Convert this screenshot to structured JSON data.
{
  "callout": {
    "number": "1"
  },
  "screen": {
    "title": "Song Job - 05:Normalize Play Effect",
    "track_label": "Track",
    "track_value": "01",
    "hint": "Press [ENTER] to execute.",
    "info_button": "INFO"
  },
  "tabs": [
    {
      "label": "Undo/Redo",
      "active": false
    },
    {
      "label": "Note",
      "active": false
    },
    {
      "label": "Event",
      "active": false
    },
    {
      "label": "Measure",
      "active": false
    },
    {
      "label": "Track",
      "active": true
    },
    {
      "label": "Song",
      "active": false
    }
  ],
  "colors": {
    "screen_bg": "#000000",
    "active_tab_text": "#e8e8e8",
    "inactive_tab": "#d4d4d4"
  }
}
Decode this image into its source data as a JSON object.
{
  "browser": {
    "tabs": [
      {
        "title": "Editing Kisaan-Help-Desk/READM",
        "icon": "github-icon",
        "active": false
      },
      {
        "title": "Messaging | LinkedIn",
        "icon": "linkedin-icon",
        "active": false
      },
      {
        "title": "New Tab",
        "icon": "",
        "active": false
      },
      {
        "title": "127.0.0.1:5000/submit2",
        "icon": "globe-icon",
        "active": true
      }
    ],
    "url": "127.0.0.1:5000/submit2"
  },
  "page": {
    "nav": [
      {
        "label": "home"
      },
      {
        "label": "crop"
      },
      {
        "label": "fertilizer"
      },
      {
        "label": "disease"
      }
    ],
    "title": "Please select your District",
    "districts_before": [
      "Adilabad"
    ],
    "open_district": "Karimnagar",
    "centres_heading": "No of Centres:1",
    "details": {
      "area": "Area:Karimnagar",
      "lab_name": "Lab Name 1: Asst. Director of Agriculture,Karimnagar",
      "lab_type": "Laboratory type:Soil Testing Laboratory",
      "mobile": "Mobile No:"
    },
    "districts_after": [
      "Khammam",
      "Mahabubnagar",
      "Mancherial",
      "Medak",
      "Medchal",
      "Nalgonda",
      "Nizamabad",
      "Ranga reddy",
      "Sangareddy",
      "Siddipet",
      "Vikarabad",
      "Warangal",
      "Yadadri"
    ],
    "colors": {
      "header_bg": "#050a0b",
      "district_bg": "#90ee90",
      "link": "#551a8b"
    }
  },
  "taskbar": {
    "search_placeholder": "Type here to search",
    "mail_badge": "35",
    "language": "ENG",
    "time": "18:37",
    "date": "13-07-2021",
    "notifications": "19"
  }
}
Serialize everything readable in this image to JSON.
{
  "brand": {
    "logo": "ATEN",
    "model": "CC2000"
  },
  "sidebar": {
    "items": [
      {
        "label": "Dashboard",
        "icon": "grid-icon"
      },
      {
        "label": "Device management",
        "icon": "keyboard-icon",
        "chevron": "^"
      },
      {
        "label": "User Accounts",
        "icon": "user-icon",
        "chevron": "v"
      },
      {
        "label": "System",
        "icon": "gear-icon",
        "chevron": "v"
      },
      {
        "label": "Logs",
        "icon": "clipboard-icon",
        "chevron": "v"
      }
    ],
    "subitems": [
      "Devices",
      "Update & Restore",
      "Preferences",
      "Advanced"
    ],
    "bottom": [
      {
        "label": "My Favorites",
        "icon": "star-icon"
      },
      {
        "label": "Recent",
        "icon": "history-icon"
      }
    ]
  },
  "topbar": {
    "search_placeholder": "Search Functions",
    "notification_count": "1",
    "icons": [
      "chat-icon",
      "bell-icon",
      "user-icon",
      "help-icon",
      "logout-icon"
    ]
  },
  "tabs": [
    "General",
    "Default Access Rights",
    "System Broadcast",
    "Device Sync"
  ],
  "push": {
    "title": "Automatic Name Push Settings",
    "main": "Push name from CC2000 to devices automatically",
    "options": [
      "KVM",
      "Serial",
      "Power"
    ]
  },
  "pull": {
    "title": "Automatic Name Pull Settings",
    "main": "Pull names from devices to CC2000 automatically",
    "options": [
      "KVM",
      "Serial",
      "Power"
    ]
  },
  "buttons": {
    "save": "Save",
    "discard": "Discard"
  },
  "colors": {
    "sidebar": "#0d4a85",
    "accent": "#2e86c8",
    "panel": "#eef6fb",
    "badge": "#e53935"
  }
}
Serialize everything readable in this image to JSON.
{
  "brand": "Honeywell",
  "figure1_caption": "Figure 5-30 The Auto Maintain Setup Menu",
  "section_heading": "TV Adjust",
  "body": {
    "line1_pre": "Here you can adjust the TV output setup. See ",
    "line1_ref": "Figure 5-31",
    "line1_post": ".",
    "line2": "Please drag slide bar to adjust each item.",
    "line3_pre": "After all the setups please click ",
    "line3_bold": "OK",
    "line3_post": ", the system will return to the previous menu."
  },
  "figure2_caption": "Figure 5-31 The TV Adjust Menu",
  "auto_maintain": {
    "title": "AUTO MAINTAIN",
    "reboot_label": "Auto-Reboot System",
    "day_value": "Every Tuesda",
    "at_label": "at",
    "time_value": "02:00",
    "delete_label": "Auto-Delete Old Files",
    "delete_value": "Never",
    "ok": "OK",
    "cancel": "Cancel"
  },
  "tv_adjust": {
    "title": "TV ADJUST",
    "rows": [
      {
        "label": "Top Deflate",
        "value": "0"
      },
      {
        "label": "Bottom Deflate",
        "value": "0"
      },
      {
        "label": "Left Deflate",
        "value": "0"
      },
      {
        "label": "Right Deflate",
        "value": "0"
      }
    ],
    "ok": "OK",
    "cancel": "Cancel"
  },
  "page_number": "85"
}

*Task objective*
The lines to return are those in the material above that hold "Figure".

*Your response*
  "figure1_caption": "Figure 5-30 The Auto Maintain Setup Menu",
    "line1_ref": "Figure 5-31",
  "figure2_caption": "Figure 5-31 The TV Adjust Menu",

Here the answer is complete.